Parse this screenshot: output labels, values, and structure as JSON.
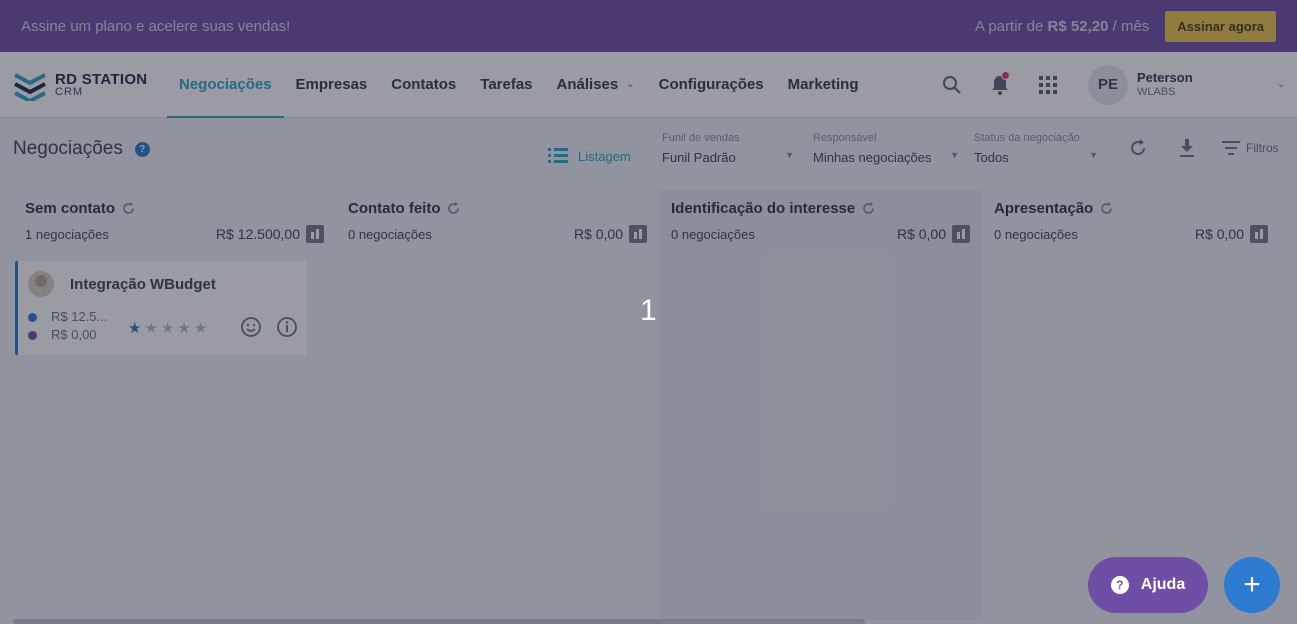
{
  "promo": {
    "message": "Assine um plano e acelere suas vendas!",
    "price_prefix": "A partir de",
    "price_value": "R$ 52,20",
    "price_suffix": "/ mês",
    "cta": "Assinar agora"
  },
  "header": {
    "logo_main": "RD STATION",
    "logo_sub": "CRM",
    "nav": [
      "Negociações",
      "Empresas",
      "Contatos",
      "Tarefas",
      "Análises",
      "Configurações",
      "Marketing"
    ],
    "active_nav": "Negociações",
    "user_initials": "PE",
    "user_name": "Peterson",
    "user_company": "WLABS"
  },
  "toolbar": {
    "title": "Negociações",
    "view_label": "Listagem",
    "filters": [
      {
        "label": "Funil de vendas",
        "value": "Funil Padrão"
      },
      {
        "label": "Responsável",
        "value": "Minhas negociações"
      },
      {
        "label": "Status da negociação",
        "value": "Todos"
      }
    ],
    "filtros_label": "Filtros"
  },
  "columns": [
    {
      "title": "Sem contato",
      "count": "1 negociações",
      "total": "R$ 12.500,00"
    },
    {
      "title": "Contato feito",
      "count": "0 negociações",
      "total": "R$ 0,00"
    },
    {
      "title": "Identificação do interesse",
      "count": "0 negociações",
      "total": "R$ 0,00"
    },
    {
      "title": "Apresentação",
      "count": "0 negociações",
      "total": "R$ 0,00"
    }
  ],
  "card": {
    "title": "Integração WBudget",
    "value_one": "R$ 12.5...",
    "value_two": "R$ 0,00",
    "rating": 1,
    "rating_max": 5,
    "color_one": "#2d7ad1",
    "color_two": "#7a4fa6"
  },
  "overlay": {
    "step": "1"
  },
  "floating": {
    "help_label": "Ajuda",
    "add_icon": "plus-icon"
  }
}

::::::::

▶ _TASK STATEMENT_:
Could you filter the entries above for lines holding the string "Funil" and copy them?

▶ _RESULT OF THE EXERCISE_:
        "label": "Funil de vendas",
        "value": "Funil Padrão"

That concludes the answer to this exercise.